DATA EXTRACT:

|---|

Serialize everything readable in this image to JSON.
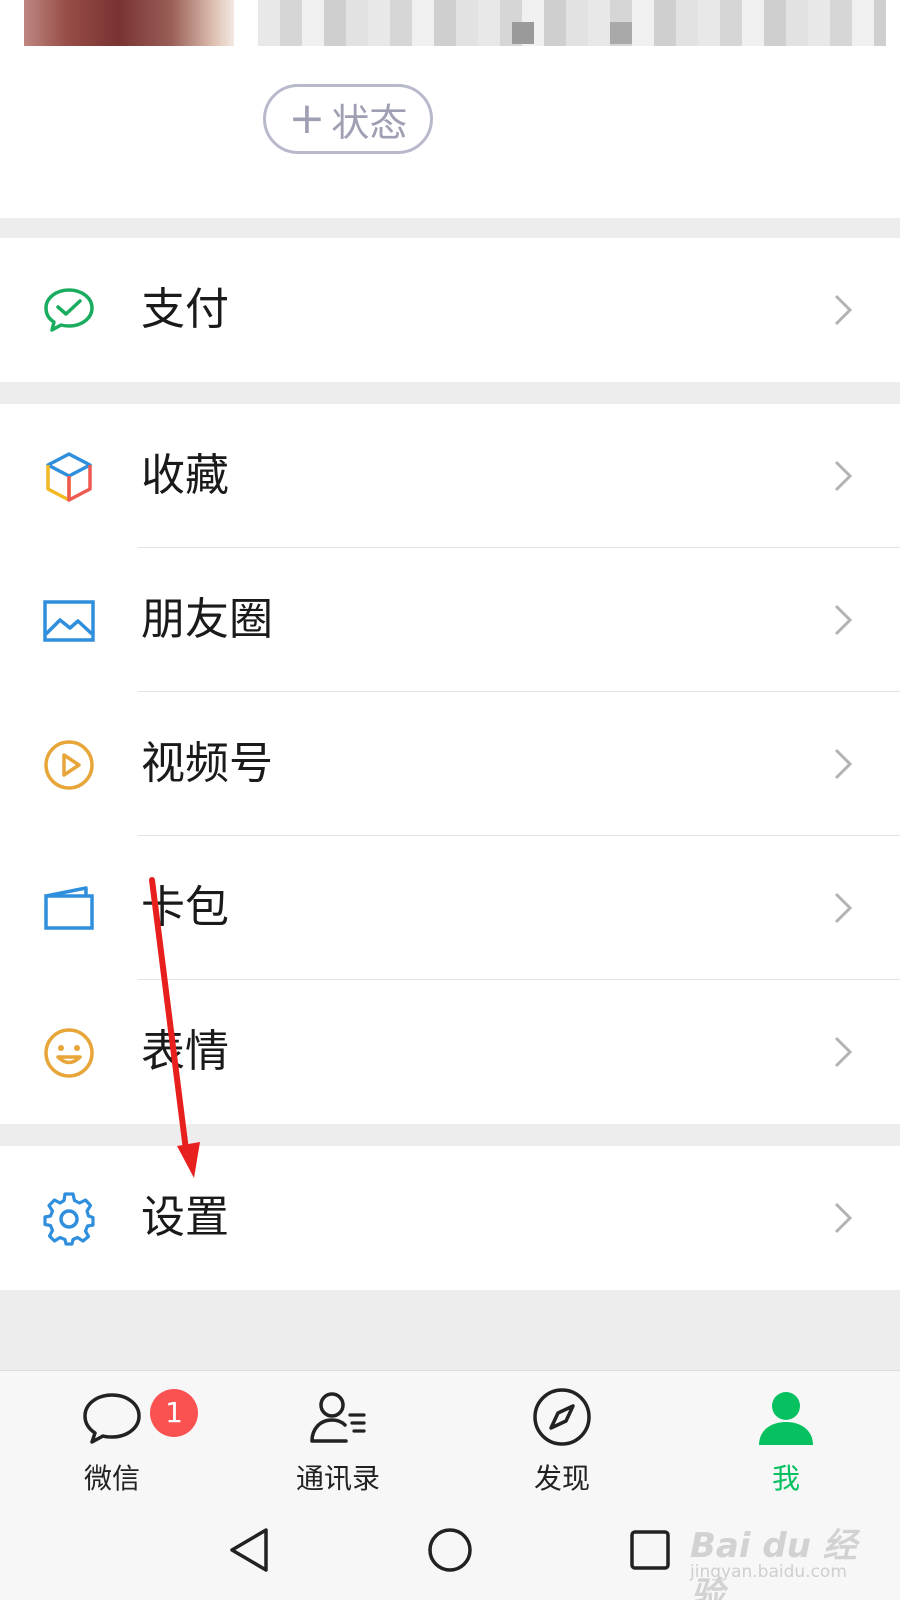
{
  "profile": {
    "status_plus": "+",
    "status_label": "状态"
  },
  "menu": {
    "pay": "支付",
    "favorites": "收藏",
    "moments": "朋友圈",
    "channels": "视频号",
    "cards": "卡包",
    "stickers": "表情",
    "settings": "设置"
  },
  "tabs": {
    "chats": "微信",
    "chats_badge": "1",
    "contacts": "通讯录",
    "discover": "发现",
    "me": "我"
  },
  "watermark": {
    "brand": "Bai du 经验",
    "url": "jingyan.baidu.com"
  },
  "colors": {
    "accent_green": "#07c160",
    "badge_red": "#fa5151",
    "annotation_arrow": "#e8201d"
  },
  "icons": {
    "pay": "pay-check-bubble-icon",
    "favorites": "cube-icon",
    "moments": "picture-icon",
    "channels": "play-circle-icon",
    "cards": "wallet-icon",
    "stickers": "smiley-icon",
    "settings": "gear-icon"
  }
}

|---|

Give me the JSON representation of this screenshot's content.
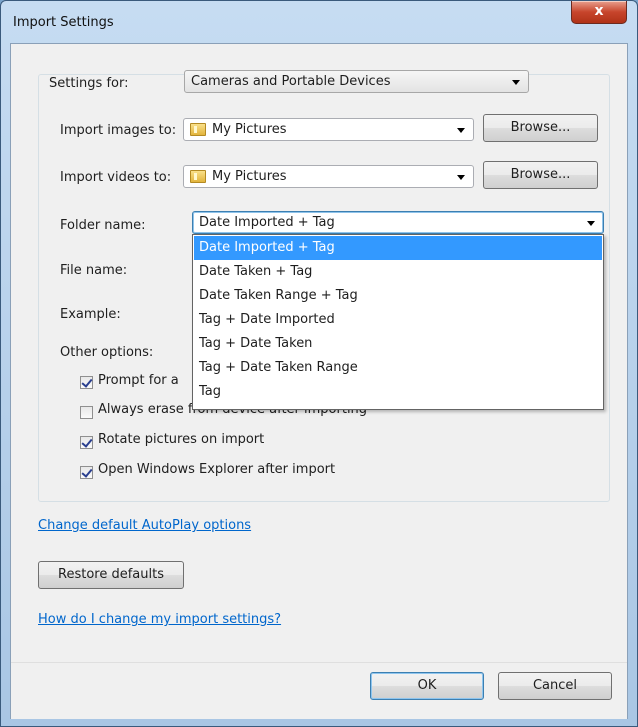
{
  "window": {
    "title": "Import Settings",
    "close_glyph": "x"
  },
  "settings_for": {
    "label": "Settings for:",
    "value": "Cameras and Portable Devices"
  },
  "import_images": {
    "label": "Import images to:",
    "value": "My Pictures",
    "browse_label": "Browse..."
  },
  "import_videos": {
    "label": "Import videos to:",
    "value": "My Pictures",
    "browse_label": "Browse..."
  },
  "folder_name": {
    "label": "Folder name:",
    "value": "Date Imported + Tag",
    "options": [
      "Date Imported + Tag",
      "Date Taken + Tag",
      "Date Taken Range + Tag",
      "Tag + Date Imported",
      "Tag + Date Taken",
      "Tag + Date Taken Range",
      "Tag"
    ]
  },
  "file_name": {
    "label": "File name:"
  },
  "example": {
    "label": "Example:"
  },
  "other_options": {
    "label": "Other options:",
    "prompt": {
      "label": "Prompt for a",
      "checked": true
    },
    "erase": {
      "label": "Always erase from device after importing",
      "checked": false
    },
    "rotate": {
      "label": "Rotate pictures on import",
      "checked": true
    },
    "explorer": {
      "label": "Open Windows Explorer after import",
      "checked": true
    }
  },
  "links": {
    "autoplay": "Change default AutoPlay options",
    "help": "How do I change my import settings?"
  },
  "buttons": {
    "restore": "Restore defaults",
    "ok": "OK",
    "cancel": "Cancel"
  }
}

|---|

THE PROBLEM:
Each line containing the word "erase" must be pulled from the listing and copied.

WRITTEN RESPONSE:
    "erase": {
      "label": "Always erase from device after importing",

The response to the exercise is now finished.